__Exercise brief__
What this exercise calls for is an exact copy of the data.

__Source material__
_ _ _ _ _ _ _

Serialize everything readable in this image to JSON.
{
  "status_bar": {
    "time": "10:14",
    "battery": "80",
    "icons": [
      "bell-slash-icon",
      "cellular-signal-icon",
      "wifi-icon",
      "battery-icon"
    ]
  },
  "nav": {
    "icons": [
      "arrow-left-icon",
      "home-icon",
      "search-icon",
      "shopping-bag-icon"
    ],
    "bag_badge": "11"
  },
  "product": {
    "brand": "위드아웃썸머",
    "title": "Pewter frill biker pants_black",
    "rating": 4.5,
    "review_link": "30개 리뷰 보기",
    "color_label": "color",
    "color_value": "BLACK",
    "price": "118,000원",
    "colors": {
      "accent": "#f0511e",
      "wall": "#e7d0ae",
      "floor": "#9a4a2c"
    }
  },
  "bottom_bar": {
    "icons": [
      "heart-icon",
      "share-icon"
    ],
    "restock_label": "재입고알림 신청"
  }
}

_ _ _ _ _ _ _

__Output for this exercise__
Serialize everything readable in this image to JSON.
{
  "status_bar": {
    "time": "10:14",
    "battery": "80",
    "icons": [
      "bell-slash-icon",
      "cellular-signal-icon",
      "wifi-icon",
      "battery-icon"
    ]
  },
  "nav": {
    "icons": [
      "arrow-left-icon",
      "home-icon",
      "search-icon",
      "shopping-bag-icon"
    ],
    "bag_badge": "11"
  },
  "product": {
    "brand": "위드아웃썸머",
    "title": "Pewter frill biker pants_black",
    "rating": 4.5,
    "review_link": "30개 리뷰 보기",
    "color_label": "color",
    "color_value": "BLACK",
    "price": "118,000원",
    "colors": {
      "accent": "#f0511e",
      "wall": "#e7d0ae",
      "floor": "#9a4a2c"
    }
  },
  "bottom_bar": {
    "icons": [
      "heart-icon",
      "share-icon"
    ],
    "restock_label": "재입고알림 신청"
  }
}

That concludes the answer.